A student at Concord University worked through trauma by finding ways to express herself with art. She’s hoping a degree in art will help her teach others how to find the same freedom. But without the help of a new program at Concord, she may have quit school.
“It was a long hard life for awhile in my teenage years,” Concord student Sara Bibb said.
Bibb says she endured sexual assault, in addition to a turbulent home life as a kid, but she found a way to escape and express emotions through art.
“Growing up I would just draw and have fun with it,” Bibb said. “My room was filled little drawings. My artwork was very dark, but it was just a way to get rid of that negativity.”
Art helped, but Bibb says she still found herself turning to drugs and alcohol until she noticed the impact her behavior was having on loved ones.
“I have a step sister, and she started to look at me as a role model. I didn’t want to be a bad role model, so I wanted to change for that and for myself,” she said. “Because my parents weren’t ever proud of me for anything. So I wanted them to be.”
Bibb decided to enroll in college to make her parents proud, to be a better role model for her sister, and to empower her passion for art.
But getting to school wasn’t always easy. For money, Bibb worked as a seasonal job during the summer as a zipline guide.
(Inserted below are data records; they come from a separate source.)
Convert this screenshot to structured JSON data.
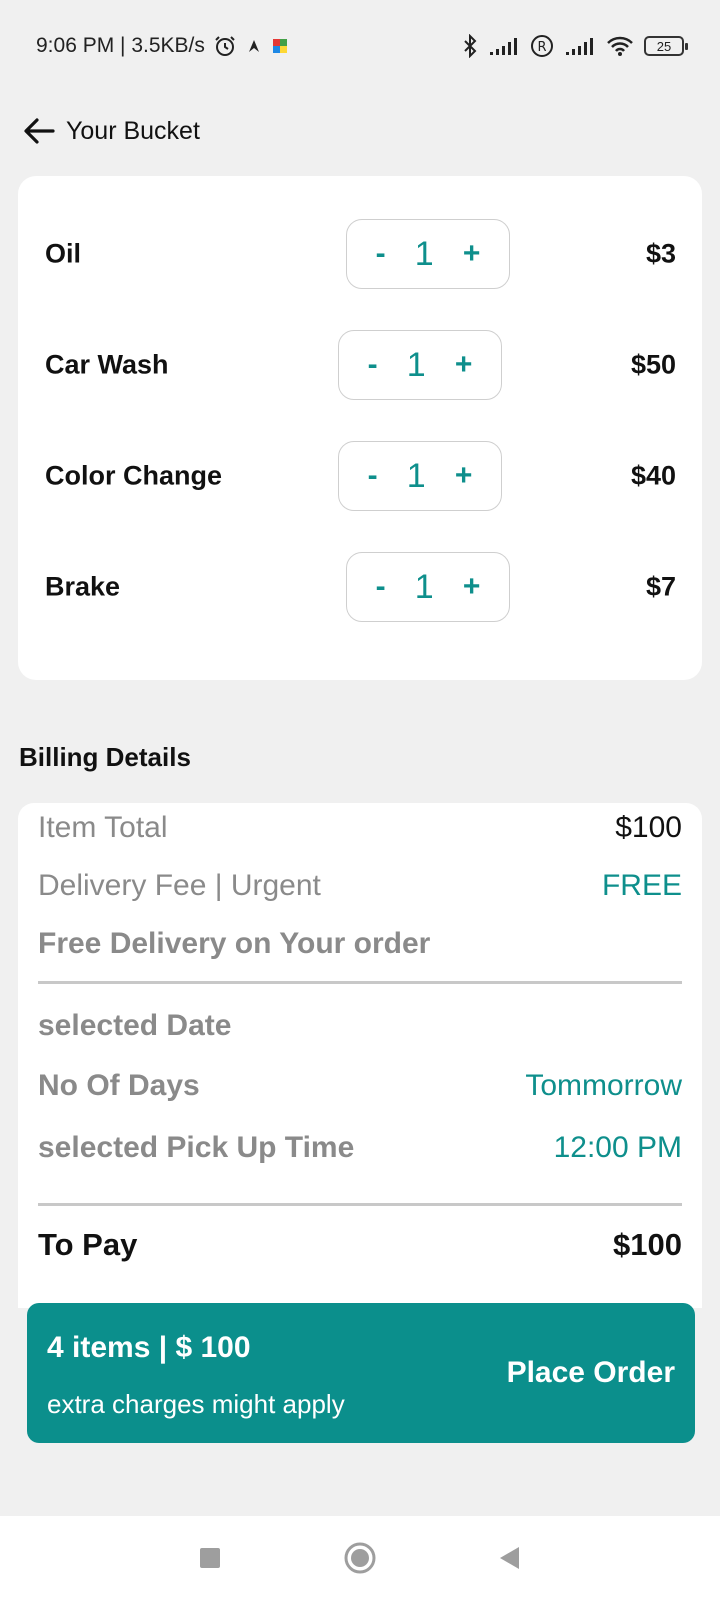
{
  "status_bar": {
    "time_speed": "9:06 PM | 3.5KB/s",
    "battery": "25"
  },
  "header": {
    "title": "Your Bucket"
  },
  "items": [
    {
      "name": "Oil",
      "qty": "1",
      "price": "$3"
    },
    {
      "name": "Car Wash",
      "qty": "1",
      "price": "$50"
    },
    {
      "name": "Color Change",
      "qty": "1",
      "price": "$40"
    },
    {
      "name": "Brake",
      "qty": "1",
      "price": "$7"
    }
  ],
  "stepper": {
    "minus": "-",
    "plus": "+"
  },
  "billing": {
    "title": "Billing Details",
    "item_total_label": "Item Total",
    "item_total_value": "$100",
    "delivery_fee_label": "Delivery Fee | Urgent",
    "delivery_fee_value": "FREE",
    "free_delivery_note": "Free Delivery on Your order",
    "selected_date_label": "selected Date",
    "no_of_days_label": "No Of Days",
    "no_of_days_value": "Tommorrow",
    "pickup_time_label": "selected Pick Up Time",
    "pickup_time_value": "12:00 PM",
    "to_pay_label": "To Pay",
    "to_pay_value": "$100"
  },
  "order_bar": {
    "summary": "4 items | $ 100",
    "note": "extra charges might apply",
    "button": "Place Order"
  },
  "colors": {
    "accent": "#0b8f8c",
    "background": "#f0f0f0"
  }
}
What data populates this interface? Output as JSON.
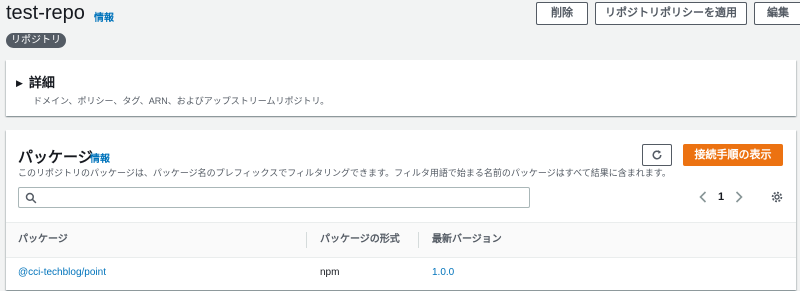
{
  "header": {
    "title": "test-repo",
    "info_label": "情報",
    "badge": "リポジトリ",
    "buttons": {
      "delete": "削除",
      "apply_policy": "リポジトリポリシーを適用",
      "edit": "編集"
    }
  },
  "details": {
    "title": "詳細",
    "description": "ドメイン、ポリシー、タグ、ARN、およびアップストリームリポジトリ。"
  },
  "packages": {
    "title": "パッケージ",
    "info_label": "情報",
    "description": "このリポジトリのパッケージは、パッケージ名のプレフィックスでフィルタリングできます。フィルタ用語で始まる名前のパッケージはすべて結果に含まれます。",
    "connect_button": "接続手順の表示",
    "search": {
      "value": "",
      "placeholder": ""
    },
    "pagination": {
      "current_page": "1"
    },
    "columns": [
      "パッケージ",
      "パッケージの形式",
      "最新バージョン"
    ],
    "rows": [
      {
        "package": "@cci-techblog/point",
        "format": "npm",
        "latest_version": "1.0.0"
      }
    ]
  },
  "colors": {
    "primary": "#ec7211",
    "link": "#0073bb",
    "badge_bg": "#545b64"
  },
  "icons": [
    "refresh-icon",
    "search-icon",
    "chevron-left-icon",
    "chevron-right-icon",
    "gear-icon",
    "caret-right-icon"
  ]
}
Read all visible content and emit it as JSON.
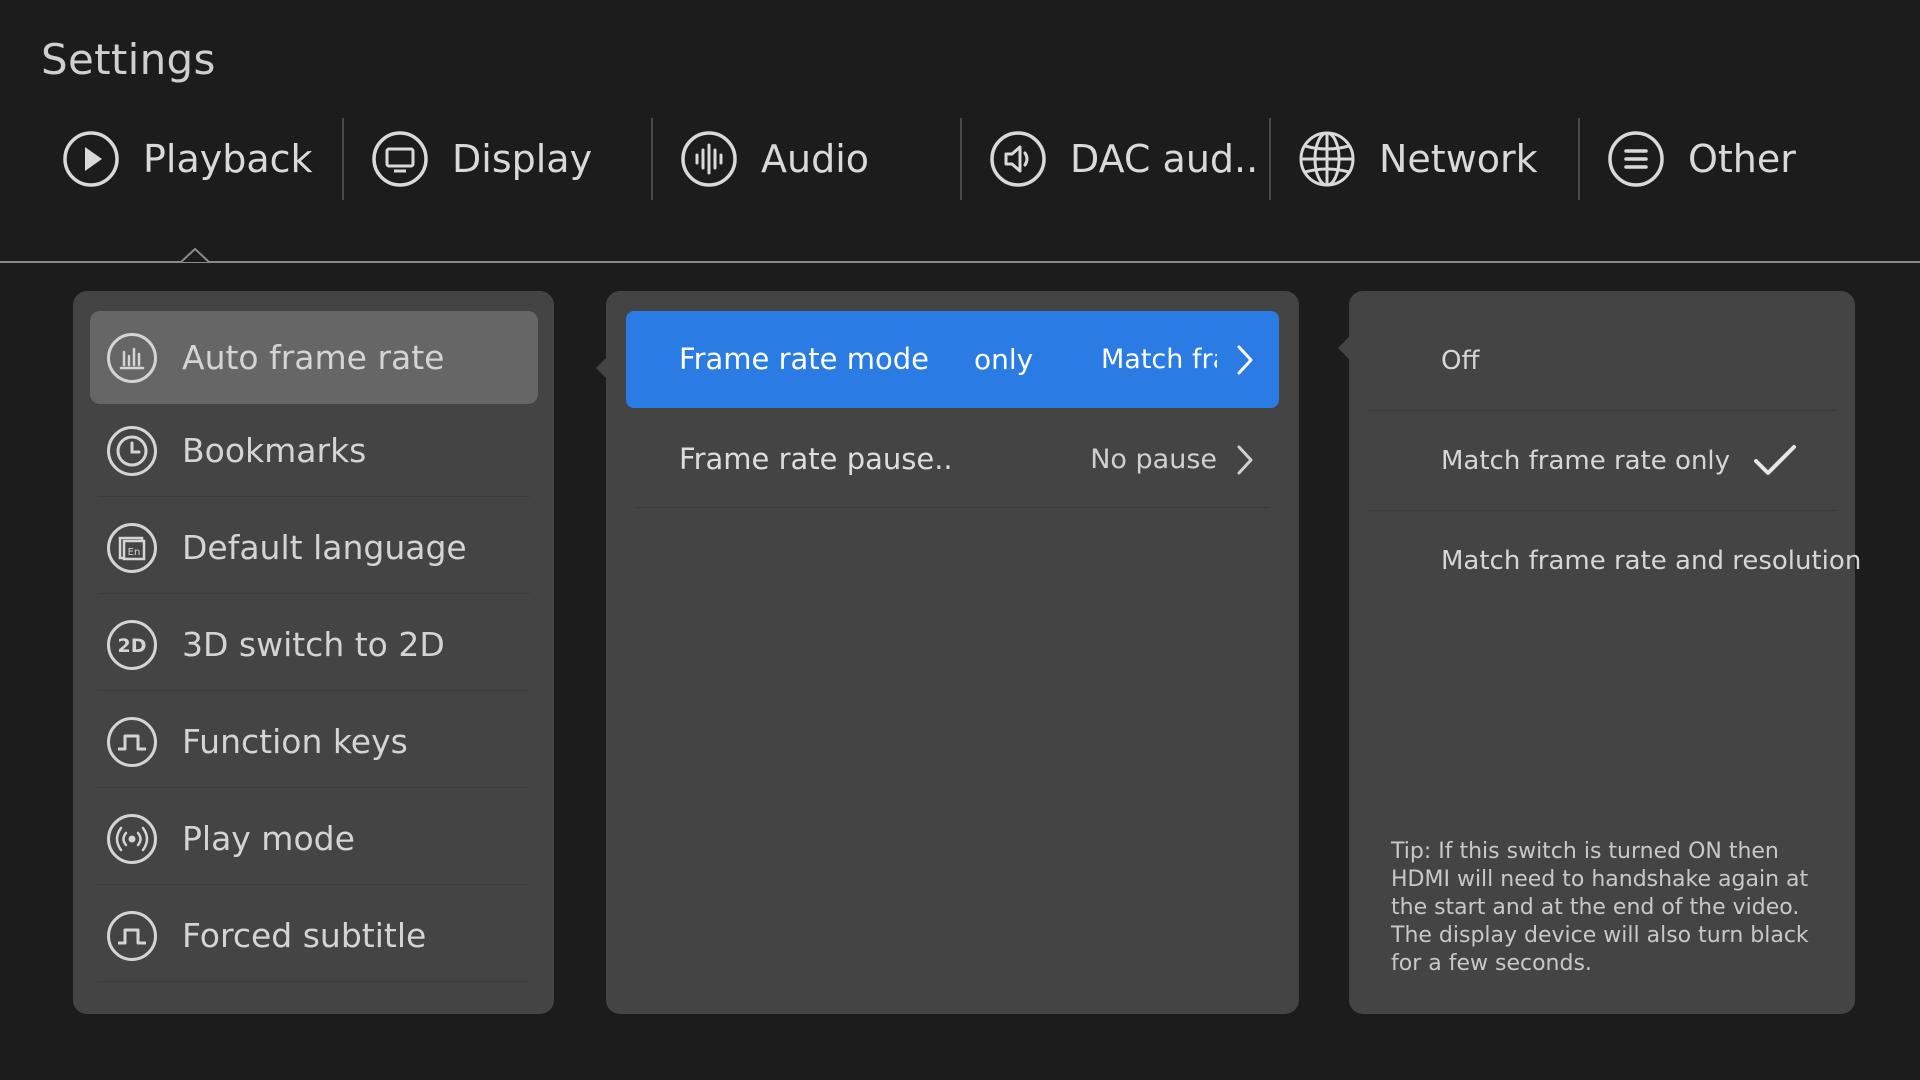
{
  "title": "Settings",
  "tabs": [
    {
      "label": "Playback",
      "icon": "play-circle-icon"
    },
    {
      "label": "Display",
      "icon": "monitor-icon"
    },
    {
      "label": "Audio",
      "icon": "audio-waveform-icon"
    },
    {
      "label": "DAC aud..",
      "icon": "speaker-icon"
    },
    {
      "label": "Network",
      "icon": "globe-icon"
    },
    {
      "label": "Other",
      "icon": "menu-lines-icon"
    }
  ],
  "playback_menu": [
    {
      "label": "Auto frame rate",
      "icon": "bar-chart-icon"
    },
    {
      "label": "Bookmarks",
      "icon": "clock-icon"
    },
    {
      "label": "Default language",
      "icon": "language-icon"
    },
    {
      "label": "3D switch to 2D",
      "icon": "2d-icon"
    },
    {
      "label": "Function keys",
      "icon": "function-key-icon"
    },
    {
      "label": "Play mode",
      "icon": "broadcast-icon"
    },
    {
      "label": "Forced subtitle",
      "icon": "subtitle-icon"
    }
  ],
  "auto_frame_rate": {
    "rows": [
      {
        "label": "Frame rate mode",
        "scroll_text": "only",
        "value": "Match fra"
      },
      {
        "label": "Frame rate pause..",
        "value": "No pause"
      }
    ]
  },
  "frame_rate_mode_options": {
    "options": [
      {
        "label": "Off",
        "checked": false
      },
      {
        "label": "Match frame rate only",
        "checked": true
      },
      {
        "label": "Match frame rate and resolution",
        "checked": false
      }
    ],
    "tip": "Tip: If this switch is turned ON then HDMI will need to handshake again at the start and at the end of the video. The display device will also turn black for a few seconds."
  },
  "colors": {
    "background": "#1c1c1c",
    "panel": "#444444",
    "selected_item": "#666666",
    "accent": "#2a7be3"
  }
}
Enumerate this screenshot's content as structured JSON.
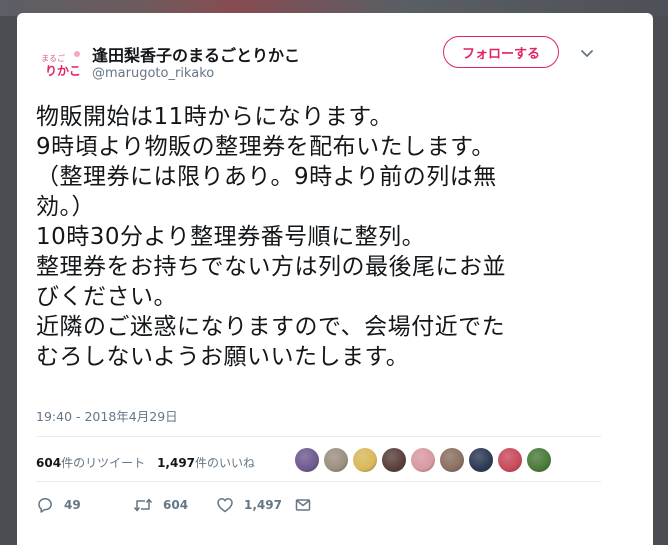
{
  "tweet": {
    "display_name": "逢田梨香子のまるごとりかこ",
    "handle": "@marugoto_rikako",
    "follow_label": "フォローする",
    "text": "物販開始は11時からになります。\n9時頃より物販の整理券を配布いたします。\n（整理券には限りあり。9時より前の列は無\n効。）\n10時30分より整理券番号順に整列。\n整理券をお持ちでない方は列の最後尾にお並\nびください。\n近隣のご迷惑になりますので、会場付近でた\nむろしないようお願いいたします。",
    "timestamp": "19:40 - 2018年4月29日",
    "avatar_text": "まるごとりかこ"
  },
  "stats": {
    "retweet_count": "604",
    "retweet_label": "件のリツイート",
    "like_count": "1,497",
    "like_label": "件のいいね"
  },
  "liker_avatars": [
    "#6e5a8f",
    "#9a9080",
    "#d8b85a",
    "#5a3f3a",
    "#d79aa0",
    "#8a7060",
    "#2d3a55",
    "#c84a5a",
    "#4a7a3a"
  ],
  "actions": {
    "reply_count": "49",
    "retweet_count": "604",
    "like_count": "1,497"
  },
  "colors": {
    "follow_accent": "#e0245e",
    "secondary_text": "#657786",
    "primary_text": "#14171a"
  },
  "icons": {
    "reply": "reply-icon",
    "retweet": "retweet-icon",
    "like": "heart-icon",
    "dm": "envelope-icon",
    "more": "chevron-down-icon"
  }
}
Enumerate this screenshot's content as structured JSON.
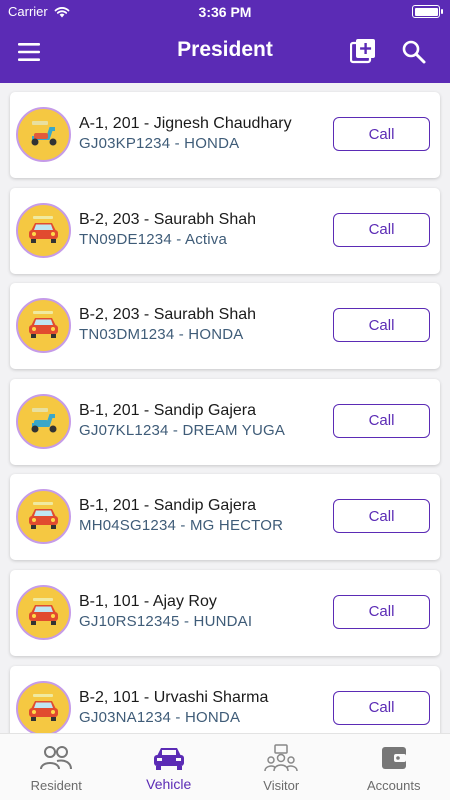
{
  "status_bar": {
    "carrier": "Carrier",
    "time": "3:36 PM"
  },
  "header": {
    "title": "President",
    "icons": [
      "menu-icon",
      "add-square-icon",
      "search-icon"
    ]
  },
  "vehicles": [
    {
      "name": "A-1, 201 - Jignesh Chaudhary",
      "vehicle": "GJ03KP1234 - HONDA",
      "type": "scooter",
      "call_label": "Call"
    },
    {
      "name": "B-2, 203 - Saurabh Shah",
      "vehicle": "TN09DE1234 - Activa",
      "type": "car",
      "call_label": "Call"
    },
    {
      "name": "B-2, 203 - Saurabh Shah",
      "vehicle": "TN03DM1234 - HONDA",
      "type": "car",
      "call_label": "Call"
    },
    {
      "name": "B-1, 201 - Sandip Gajera",
      "vehicle": "GJ07KL1234 - DREAM YUGA",
      "type": "scooter",
      "call_label": "Call"
    },
    {
      "name": "B-1, 201 - Sandip Gajera",
      "vehicle": "MH04SG1234 - MG HECTOR",
      "type": "car",
      "call_label": "Call"
    },
    {
      "name": "B-1, 101 - Ajay Roy",
      "vehicle": "GJ10RS12345 - HUNDAI",
      "type": "car",
      "call_label": "Call"
    },
    {
      "name": "B-2, 101 - Urvashi Sharma",
      "vehicle": "GJ03NA1234 - HONDA",
      "type": "car",
      "call_label": "Call"
    }
  ],
  "tabs": [
    {
      "label": "Resident",
      "icon": "people-icon",
      "active": false
    },
    {
      "label": "Vehicle",
      "icon": "car-icon",
      "active": true
    },
    {
      "label": "Visitor",
      "icon": "visitor-icon",
      "active": false
    },
    {
      "label": "Accounts",
      "icon": "wallet-icon",
      "active": false
    }
  ],
  "colors": {
    "primary": "#5b2bb5",
    "avatar_bg": "#f5c842",
    "avatar_border": "#c59be8",
    "vehicle_text": "#3f5c78"
  }
}
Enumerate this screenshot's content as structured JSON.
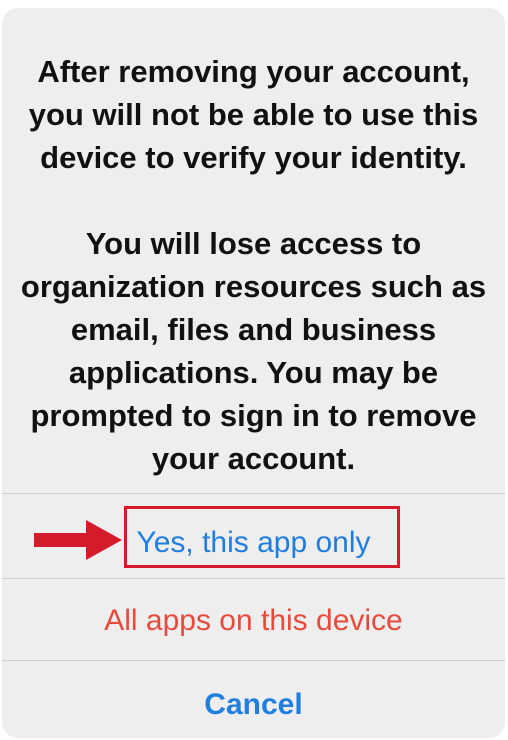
{
  "message": {
    "paragraph_1": "After removing your account, you will not be able to use this device to verify your identity.",
    "paragraph_2": "You will lose access to organization resources such as email, files and business applications. You may be prompted to sign in to remove your account."
  },
  "actions": {
    "this_app_only": "Yes, this app only",
    "all_apps": "All apps on this device",
    "cancel": "Cancel"
  },
  "colors": {
    "action_blue": "#1f7ee0",
    "destructive_red": "#e84b3c",
    "annotation_red": "#d51b2a",
    "sheet_background": "#eeeeef"
  },
  "icons": {
    "annotation_arrow": "arrow-right-icon"
  }
}
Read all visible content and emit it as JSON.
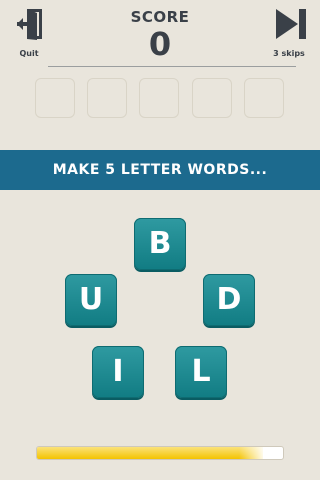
{
  "header": {
    "quit_label": "Quit",
    "score_label": "SCORE",
    "score_value": "0",
    "skips_label": "3 skips"
  },
  "answer_slots": [
    "",
    "",
    "",
    "",
    ""
  ],
  "banner": {
    "text": "MAKE 5 LETTER WORDS..."
  },
  "tiles": [
    "B",
    "U",
    "D",
    "I",
    "L"
  ],
  "timer": {
    "fraction_remaining": 0.92
  },
  "colors": {
    "background": "#e9e5dc",
    "banner": "#1c6a8e",
    "tile": "#1a8a90",
    "timer_fill": "#f4c300",
    "text_dark": "#3a4048"
  },
  "icons": {
    "quit": "exit-door-icon",
    "skip": "skip-forward-icon"
  }
}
But by December 2018, she began to run out of money.
“I messed up somewhere,” she said. “Right at the end I didn’t have enough to make it to the finals, and I was freaking out.”
One of her professors suggested Bibb visit the Academic Success Center to see if she qualified for assistance.
This fall about 55% Concord’s undergraduates received a Pell grant, which is given to students from families with low-income.
A survey on campus found that about 40% of students at Concord have dealt with food insecurities, so the Academic Success Center now runs a food pantry.
Just recently, Concord started what’s called the CU Gap Fund. It’s an emergency grant fund for students who find themselves in a financial situation that may lead to quitting school.
The timing was right for Sara Bibb. She needed help, in particular gas money, so she could make it to her classes.
“I just explained that I was having trouble affording the travels and I was desperate for help,” Bibb said.
Based on her application, Bibb was able to get the help she needed.
Bibb says she still has issues with her car, but she’s thankful for the support she found during the Fall semester. It’s something she hopes to pass on.
“I do want to help people express themselves and to be able to grow on their abilities,” Bibb said. “Don’t let people push you down and tell you can’t do art for a living. That’s what my dad always told me. I want to show you that I can.”
Bibb is still working towards earning a bachelor’s degree in Studio Arts by December 2018. She plans to continue her education and pursue a Master of Fine Arts.
Editor's note: This story has been modified to reflect the correct projected year of graduation as 2018 not 2019.